WITH fewer than 50 days until we vote on the UK’s membership of the European Union, the anti-European camp still can’t count one major ally or international independent body as a backer of Brexit.
Their endorsements to date from the leader of the National Front in France Marine Le Pen, Donald Trump in America and Vladimir Putin in Russia stand in stark contrast to the Remain camp supporters who have come out in droves.
From the Prime Ministers of India, Australia, New Zealand and Japan and President Obama to the IMF, World Bank and five former Nato chiefs, our allies have made it clear that we thrive when we play a leading role in Europe.
Through the EU, the UK can magnify its power on the world stage and use its strong position to heavily influence decisions that directly affect over 500 million people.
Most crucially though, democratically-elected leaders around the world simply cannot comprehend why we would turn our back on the world’s largest trading bloc at a time of global economic uncertainty.
From: Brian Sheridan, Redmires Road, Sheffield.
I HAVE scratched my head over the detailed economic and political arguments for leaving and not leaving the European Union and I am no wiser. My guess is that many people, like me, will be voting out of a sense of public responsibility or a gut feeling. An eminent historian came on TV the other day and startled his interviewer by asserting that if they voted out Britain would be “hated” by other nations.
Barack Obama has been told to mind his own business when he is only doing his job, which is to do what suits the US. Rightly or wrongly, the English have a reputation for arrogance abroad.

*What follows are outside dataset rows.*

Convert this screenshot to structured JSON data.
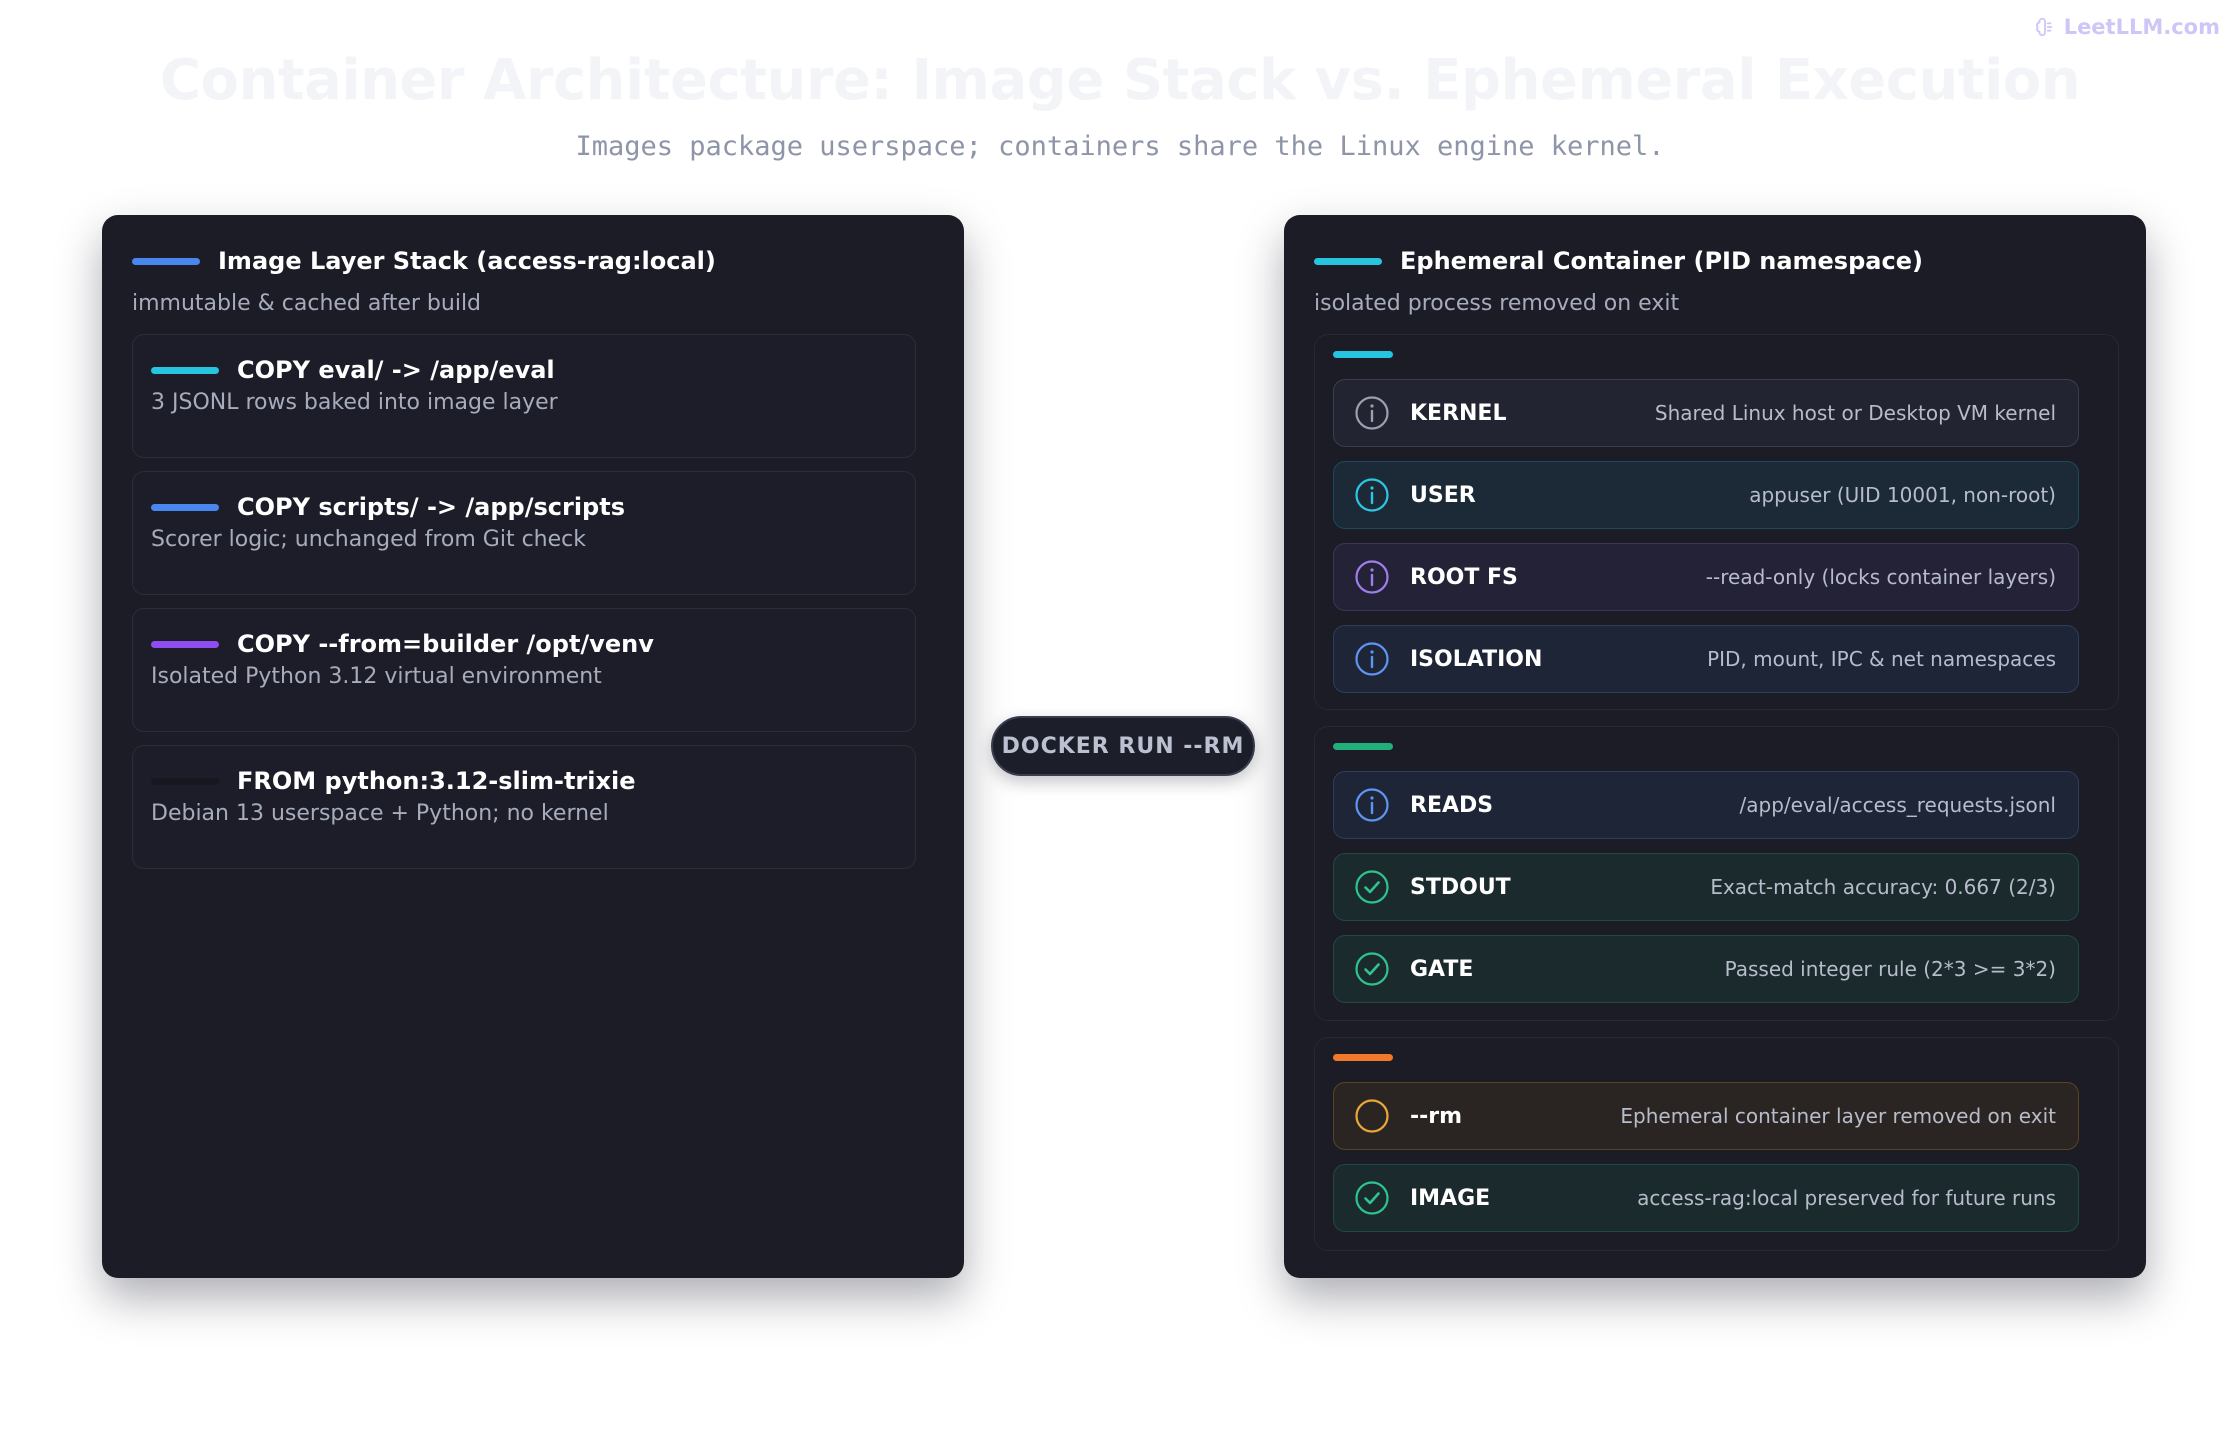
{
  "brand": {
    "name": "LeetLLM.com",
    "icon": "brain-icon",
    "color": "#cfc6f7"
  },
  "title": "Container Architecture: Image Stack vs. Ephemeral Execution",
  "subtitle": "Images package userspace; containers share the Linux engine kernel.",
  "connector": {
    "label": "DOCKER RUN --RM"
  },
  "left_panel": {
    "title": "Image Layer Stack (access-rag:local)",
    "subtitle": "immutable & cached after build",
    "accent": "#4a86f0",
    "layers": [
      {
        "title": "COPY eval/ -> /app/eval",
        "desc": "3 JSONL rows baked into image layer",
        "accent": "#27c4e0"
      },
      {
        "title": "COPY scripts/ -> /app/scripts",
        "desc": "Scorer logic; unchanged from Git check",
        "accent": "#4a86f0"
      },
      {
        "title": "COPY --from=builder /opt/venv",
        "desc": "Isolated Python 3.12 virtual environment",
        "accent": "#8d4df0"
      },
      {
        "title": "FROM python:3.12-slim-trixie",
        "desc": "Debian 13 userspace + Python; no kernel",
        "accent": "#16171f"
      }
    ]
  },
  "right_panel": {
    "title": "Ephemeral Container (PID namespace)",
    "subtitle": "isolated process removed on exit",
    "accent": "#27c4e0",
    "groups": [
      {
        "accent": "#27c4e0",
        "rows": [
          {
            "label": "KERNEL",
            "value": "Shared Linux host or Desktop VM kernel",
            "icon": "info-icon",
            "theme": "gray"
          },
          {
            "label": "USER",
            "value": "appuser (UID 10001, non-root)",
            "icon": "info-icon",
            "theme": "cyan"
          },
          {
            "label": "ROOT FS",
            "value": "--read-only (locks container layers)",
            "icon": "info-icon",
            "theme": "purple"
          },
          {
            "label": "ISOLATION",
            "value": "PID, mount, IPC & net namespaces",
            "icon": "info-icon",
            "theme": "blue"
          }
        ]
      },
      {
        "accent": "#21b07a",
        "rows": [
          {
            "label": "READS",
            "value": "/app/eval/access_requests.jsonl",
            "icon": "info-icon",
            "theme": "blue"
          },
          {
            "label": "STDOUT",
            "value": "Exact-match accuracy: 0.667 (2/3)",
            "icon": "check-circle-icon",
            "theme": "green"
          },
          {
            "label": "GATE",
            "value": "Passed integer rule (2*3 >= 3*2)",
            "icon": "check-circle-icon",
            "theme": "green"
          }
        ]
      },
      {
        "accent": "#f07a2a",
        "rows": [
          {
            "label": "--rm",
            "value": "Ephemeral container layer removed on exit",
            "icon": "circle-icon",
            "theme": "amber"
          },
          {
            "label": "IMAGE",
            "value": "access-rag:local preserved for future runs",
            "icon": "check-circle-icon",
            "theme": "green"
          }
        ]
      }
    ]
  },
  "themes": {
    "gray": {
      "bg": "#222431",
      "border": "#3a3d4d",
      "icon": "#9aa0b2"
    },
    "cyan": {
      "bg": "#1b2a36",
      "border": "#1d4a5a",
      "icon": "#2fc6e6"
    },
    "purple": {
      "bg": "#242236",
      "border": "#3a3656",
      "icon": "#a07ef0"
    },
    "blue": {
      "bg": "#1e2537",
      "border": "#2d3d5e",
      "icon": "#5f95f2"
    },
    "green": {
      "bg": "#1b2a2d",
      "border": "#1f4a40",
      "icon": "#2ec490"
    },
    "amber": {
      "bg": "#2a2522",
      "border": "#5a4422",
      "icon": "#e8a93a"
    }
  }
}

So, does it matter if dislike turns to hatred? “Out” campaigners would say no: other countries are not going to be fussy about whom they do business with. But, surely, a diminution of respect among nations cannot be helpful for anybody. With the simplest of arguments, the learned historian has put the issue beyond doubt for this reader.
PFI burden on hospitals
From: Dave Rawnsley, Honley, Holmfirth.
WHAT a disaster it was for Huddersfield back in 2000 when it was agreed to merge its NHS administration with Halifax and Calderdale. We didn’t realise then, but it’s clear now what the present CCGs are up to.
They want to flog off the site of the Huddersfield Royal Infirmary – in a prime residential area with high land values, to cover some of the exorbitant repayments on the Calderdale Royal Hospital; in the process depriving a borough of 434,000 people of A&E and other hospital services.
The then Labour government forced NHS bodies to use the inflexible and disastrously expensive PFI model to build new hospitals. Instead of trying to deflect the blame onto the hapless CCGs, the Government should pay up and relieve them of the burden of this PFI deal. Why should Huddersfield people, who had no say or interest in the Calderdale PFI, pay so dearly for these mistakes?
Thanks to the life savers
From: Ian Thomas, Leeds.
YOU reported a road traffic accident just off the roundabout of the M621 Elland Road slip road (The Yorkshire Post, January 2).
The driver, a 53-year-old female, had taken ill at the wheel of her car because of some kind of “medical incident”.
That lady was my wife, who passed out because of a brain aneurysm. She was rushed to Leeds General Infirmary; had a life-saving operation and was in the LGI for 20 days.
I am pleased to say she has now recovered and is even back at work at a Leeds school. I would like to say a massive thank you to West Yorkshire Police, the staff and surgeons at Leeds General Infirmary and the After Care Stroke teams.
Their compassion and professionalism is something we will always remember.
Cheques and balances
From: CD Round, Lee Lane East, Horsforth, Leeds.
I READ with interest the column by Greg Wright about the abolition of cheques (The Yorkshire Post, May 10).
The increase in online banking has only resulted in an increase in fraud. I refuse to pass my bank details to all and sundry on the internet.
If people want to do business with me, they are paid by cheque or I take my business elsewhere.
Make Sunday special again
From: Mary Hellawell, Cross Lane, Scarborough.
THERE was a time when the majority of people practiced Christianity. Sunday was a day of rest from the daily toil.
Sadly Sunday has just become another day of the week. Bored children are dragged around shopping centres, or spend time in their bedrooms on computers or games on consoles.
How many families find time to talk to their children? Time to change things for the better.